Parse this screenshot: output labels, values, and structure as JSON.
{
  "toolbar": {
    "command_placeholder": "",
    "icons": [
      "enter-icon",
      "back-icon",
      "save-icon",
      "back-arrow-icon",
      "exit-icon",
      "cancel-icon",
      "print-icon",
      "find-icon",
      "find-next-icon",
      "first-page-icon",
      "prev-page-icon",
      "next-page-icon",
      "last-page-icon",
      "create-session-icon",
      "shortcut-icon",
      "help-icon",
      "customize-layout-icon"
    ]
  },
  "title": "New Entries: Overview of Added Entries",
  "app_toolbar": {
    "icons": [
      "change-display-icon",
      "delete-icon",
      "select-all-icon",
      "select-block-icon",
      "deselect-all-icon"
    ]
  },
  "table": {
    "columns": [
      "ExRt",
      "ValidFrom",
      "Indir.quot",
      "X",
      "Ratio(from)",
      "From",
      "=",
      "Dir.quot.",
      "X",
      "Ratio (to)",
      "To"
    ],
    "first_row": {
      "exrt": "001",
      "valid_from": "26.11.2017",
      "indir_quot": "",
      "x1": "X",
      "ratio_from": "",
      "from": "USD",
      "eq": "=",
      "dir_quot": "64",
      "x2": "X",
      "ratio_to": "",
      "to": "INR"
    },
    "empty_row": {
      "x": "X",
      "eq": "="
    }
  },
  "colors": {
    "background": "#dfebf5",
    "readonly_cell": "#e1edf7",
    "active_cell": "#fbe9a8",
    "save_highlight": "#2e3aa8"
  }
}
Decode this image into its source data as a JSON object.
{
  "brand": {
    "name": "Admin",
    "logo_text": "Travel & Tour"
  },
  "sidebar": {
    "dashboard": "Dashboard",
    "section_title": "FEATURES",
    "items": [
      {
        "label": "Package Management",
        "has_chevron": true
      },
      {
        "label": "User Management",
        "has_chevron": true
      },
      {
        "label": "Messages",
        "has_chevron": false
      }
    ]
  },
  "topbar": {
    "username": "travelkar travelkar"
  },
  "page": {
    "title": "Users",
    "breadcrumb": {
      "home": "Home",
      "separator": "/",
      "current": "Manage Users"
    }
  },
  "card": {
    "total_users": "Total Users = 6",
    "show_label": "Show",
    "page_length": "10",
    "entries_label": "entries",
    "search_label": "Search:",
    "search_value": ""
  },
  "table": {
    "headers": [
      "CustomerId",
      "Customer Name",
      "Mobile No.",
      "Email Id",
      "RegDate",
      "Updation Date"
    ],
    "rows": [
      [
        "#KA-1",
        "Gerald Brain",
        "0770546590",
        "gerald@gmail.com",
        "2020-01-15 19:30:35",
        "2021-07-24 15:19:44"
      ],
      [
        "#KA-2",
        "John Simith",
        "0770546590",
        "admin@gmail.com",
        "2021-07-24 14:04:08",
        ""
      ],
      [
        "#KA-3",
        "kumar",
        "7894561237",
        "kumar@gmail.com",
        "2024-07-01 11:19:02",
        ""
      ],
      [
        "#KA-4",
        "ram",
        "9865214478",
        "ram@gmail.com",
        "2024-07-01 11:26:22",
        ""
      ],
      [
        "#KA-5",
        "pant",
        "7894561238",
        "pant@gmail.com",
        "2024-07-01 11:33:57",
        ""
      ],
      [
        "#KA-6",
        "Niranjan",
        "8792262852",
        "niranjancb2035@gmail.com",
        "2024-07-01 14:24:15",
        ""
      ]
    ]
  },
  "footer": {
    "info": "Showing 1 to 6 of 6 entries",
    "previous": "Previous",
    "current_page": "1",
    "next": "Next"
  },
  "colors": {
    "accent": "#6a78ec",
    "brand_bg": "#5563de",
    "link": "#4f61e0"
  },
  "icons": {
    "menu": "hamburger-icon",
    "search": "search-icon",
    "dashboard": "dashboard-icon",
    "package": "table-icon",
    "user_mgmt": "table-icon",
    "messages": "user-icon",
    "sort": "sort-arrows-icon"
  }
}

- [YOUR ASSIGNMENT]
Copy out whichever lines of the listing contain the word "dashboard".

- [SOLUTION FOR THIS PROBLEM]
    "dashboard": "Dashboard",
    "dashboard": "dashboard-icon",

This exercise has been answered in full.